Nieman photo

How extraordinary – a phone in the desert!  This may have been in New Mexico or Arizona.  The mountains in the background do not resemble those seen in Southern California.

The caller is likely either John or Ed, both of whose business interests would have required attention.  Given the extent of those interests, the demands on their time, and the very primitive condition of roads and services, perhaps after seeing a bit of the Southwest, e.g., Grand Canyon? (but no photos in the collection!), they shipped the Cadillac home by rail and speedily returned in comfort and their daily life.

* * * * * * 

Today we take the infrastructure surrounding the automobile for granted – fine highways, service stations, lodging, traffic controls, etc.  As is obvious from the above, matters were quite different in 1921.  

Oakland_Chevrolet_factory_c.1917.jpg

 

One day’s output (!!!) at the Chevrolet factory in Southern California – Source – Wikipedia

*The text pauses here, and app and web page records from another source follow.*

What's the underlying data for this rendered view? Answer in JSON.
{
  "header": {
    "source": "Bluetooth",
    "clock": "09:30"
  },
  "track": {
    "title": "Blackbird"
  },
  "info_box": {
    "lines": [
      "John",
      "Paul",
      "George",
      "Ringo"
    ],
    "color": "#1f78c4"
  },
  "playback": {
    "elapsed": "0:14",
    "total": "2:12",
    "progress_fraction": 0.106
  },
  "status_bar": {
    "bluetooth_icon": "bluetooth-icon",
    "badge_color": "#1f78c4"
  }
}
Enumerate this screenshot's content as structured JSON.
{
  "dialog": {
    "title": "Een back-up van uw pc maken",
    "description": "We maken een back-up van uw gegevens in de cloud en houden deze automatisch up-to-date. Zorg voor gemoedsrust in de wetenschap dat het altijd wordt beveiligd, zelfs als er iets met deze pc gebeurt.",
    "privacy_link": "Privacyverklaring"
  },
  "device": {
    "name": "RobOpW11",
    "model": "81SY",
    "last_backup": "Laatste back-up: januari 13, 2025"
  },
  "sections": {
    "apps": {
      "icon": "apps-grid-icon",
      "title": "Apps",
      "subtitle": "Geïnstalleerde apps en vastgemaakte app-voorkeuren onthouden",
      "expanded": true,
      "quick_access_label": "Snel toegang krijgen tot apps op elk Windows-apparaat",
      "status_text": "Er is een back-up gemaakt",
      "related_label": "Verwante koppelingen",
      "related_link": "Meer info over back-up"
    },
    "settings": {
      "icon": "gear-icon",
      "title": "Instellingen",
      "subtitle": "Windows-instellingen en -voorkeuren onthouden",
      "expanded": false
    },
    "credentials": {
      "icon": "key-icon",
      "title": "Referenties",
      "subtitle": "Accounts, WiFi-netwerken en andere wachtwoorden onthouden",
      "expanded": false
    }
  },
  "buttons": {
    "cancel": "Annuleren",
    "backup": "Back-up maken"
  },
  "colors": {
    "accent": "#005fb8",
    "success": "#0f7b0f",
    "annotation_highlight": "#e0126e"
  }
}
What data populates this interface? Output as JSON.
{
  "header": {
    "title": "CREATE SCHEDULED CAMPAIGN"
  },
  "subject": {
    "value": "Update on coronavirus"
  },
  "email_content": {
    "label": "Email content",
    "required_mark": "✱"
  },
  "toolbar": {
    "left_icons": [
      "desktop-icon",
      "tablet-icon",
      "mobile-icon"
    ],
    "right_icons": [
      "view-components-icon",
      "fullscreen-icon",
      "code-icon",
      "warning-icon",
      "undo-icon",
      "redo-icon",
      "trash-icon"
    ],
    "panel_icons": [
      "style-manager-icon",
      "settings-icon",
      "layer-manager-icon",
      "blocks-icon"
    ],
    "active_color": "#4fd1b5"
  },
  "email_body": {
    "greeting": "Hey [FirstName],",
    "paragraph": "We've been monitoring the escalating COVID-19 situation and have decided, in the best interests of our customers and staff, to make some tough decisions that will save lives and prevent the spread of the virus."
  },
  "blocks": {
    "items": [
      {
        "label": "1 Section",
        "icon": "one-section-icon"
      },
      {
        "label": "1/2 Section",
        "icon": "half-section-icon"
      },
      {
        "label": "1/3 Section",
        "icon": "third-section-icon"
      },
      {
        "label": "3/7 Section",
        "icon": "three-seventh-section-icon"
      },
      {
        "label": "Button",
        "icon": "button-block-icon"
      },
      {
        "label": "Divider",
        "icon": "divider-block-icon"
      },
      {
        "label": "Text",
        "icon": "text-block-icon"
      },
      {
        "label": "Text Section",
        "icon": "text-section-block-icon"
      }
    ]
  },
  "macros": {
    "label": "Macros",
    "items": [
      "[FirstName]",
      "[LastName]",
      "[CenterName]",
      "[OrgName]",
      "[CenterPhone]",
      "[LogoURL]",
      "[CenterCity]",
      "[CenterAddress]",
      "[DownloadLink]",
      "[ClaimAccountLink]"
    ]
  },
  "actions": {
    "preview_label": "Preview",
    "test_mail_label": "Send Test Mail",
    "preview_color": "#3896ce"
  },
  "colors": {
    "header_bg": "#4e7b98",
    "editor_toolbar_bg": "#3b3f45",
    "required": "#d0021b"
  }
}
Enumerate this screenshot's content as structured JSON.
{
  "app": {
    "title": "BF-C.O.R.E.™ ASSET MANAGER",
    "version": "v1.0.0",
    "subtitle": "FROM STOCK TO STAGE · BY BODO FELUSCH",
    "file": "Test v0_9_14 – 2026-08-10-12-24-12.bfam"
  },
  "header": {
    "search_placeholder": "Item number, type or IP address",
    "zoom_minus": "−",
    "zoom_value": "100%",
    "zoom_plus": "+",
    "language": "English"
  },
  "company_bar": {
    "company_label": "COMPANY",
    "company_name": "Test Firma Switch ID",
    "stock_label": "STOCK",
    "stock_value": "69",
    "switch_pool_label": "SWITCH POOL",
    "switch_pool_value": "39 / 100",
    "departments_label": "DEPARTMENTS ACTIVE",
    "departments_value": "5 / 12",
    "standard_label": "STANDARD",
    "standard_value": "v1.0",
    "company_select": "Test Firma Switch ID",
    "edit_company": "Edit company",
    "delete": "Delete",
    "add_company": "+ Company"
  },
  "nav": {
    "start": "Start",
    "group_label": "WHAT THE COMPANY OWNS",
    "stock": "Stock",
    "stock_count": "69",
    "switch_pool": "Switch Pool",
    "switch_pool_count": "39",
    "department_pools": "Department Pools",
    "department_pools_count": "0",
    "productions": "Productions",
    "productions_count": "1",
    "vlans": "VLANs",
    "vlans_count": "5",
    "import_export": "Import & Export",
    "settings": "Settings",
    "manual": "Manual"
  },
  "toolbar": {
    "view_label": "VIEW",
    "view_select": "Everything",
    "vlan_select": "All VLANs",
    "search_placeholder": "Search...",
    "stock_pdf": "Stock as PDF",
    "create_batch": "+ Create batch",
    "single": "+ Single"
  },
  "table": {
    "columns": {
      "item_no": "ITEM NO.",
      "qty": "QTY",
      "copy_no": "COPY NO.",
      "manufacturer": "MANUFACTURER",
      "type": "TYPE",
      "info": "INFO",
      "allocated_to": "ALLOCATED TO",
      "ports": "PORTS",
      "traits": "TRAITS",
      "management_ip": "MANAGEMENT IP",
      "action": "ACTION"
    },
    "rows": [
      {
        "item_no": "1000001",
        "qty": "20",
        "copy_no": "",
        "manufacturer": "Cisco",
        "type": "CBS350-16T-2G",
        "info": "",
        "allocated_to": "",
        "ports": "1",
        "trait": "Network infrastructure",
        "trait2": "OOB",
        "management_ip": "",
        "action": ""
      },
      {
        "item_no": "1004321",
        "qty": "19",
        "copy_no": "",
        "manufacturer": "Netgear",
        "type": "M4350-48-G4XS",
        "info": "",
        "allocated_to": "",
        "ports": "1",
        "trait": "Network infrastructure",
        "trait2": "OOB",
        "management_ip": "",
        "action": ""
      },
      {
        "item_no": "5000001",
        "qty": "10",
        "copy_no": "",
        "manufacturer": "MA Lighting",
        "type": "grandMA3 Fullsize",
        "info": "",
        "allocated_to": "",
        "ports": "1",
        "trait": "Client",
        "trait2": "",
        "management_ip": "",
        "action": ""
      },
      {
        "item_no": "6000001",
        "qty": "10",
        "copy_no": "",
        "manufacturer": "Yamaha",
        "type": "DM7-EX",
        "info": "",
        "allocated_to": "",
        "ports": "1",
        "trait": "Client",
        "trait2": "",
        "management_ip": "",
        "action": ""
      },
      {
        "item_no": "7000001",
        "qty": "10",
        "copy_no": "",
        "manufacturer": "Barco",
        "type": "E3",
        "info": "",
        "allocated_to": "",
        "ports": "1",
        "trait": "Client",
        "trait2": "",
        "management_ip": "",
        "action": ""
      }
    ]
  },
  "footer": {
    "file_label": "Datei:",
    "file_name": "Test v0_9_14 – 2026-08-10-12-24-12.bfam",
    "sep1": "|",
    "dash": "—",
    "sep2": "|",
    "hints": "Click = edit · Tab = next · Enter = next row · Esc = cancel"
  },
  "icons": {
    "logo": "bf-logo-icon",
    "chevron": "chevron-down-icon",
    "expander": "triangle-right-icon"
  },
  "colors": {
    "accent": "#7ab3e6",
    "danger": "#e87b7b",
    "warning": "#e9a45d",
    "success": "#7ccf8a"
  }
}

The mind-boggling growth of auto ownership and the cultural and economic impact of the auto created great pressure on the various levels of government to rapidly improve the automotive infrastructure.  The comparable modern event that comes to mind with astonishingly rapid technological evolution and adoption by the masses is the internet and personal computing.  However, that event of today is not as visible as the automobile and all of its associated infrastructure.  The change in culture caused by the auto was much more profound.  The auto provided a degree of personal freedom without historical precedence.

We will revisit travel in a later post and the progress in a few years is remarkable.

NEXT – MAKING A LIVING ON LUEDER’S FARM

FOOTNOTES

Modern photos – 1920 Cadillac Model 59 Phaeton. Click on images to enlarge them.

Source – mecum.com

 

 

 

 

Advertisements

Leave a Reply

Fill in your details below or click an icon to log in:

WordPress.com Logo

You are commenting using your WordPress.com account. Log Out / Change )

Twitter picture

You are commenting using your Twitter account. Log Out / Change )

Facebook photo

You are commenting using your Facebook account. Log Out / Change )

Google+ photo

You are commenting using your Google+ account. Log Out / Change )

Connecting to %s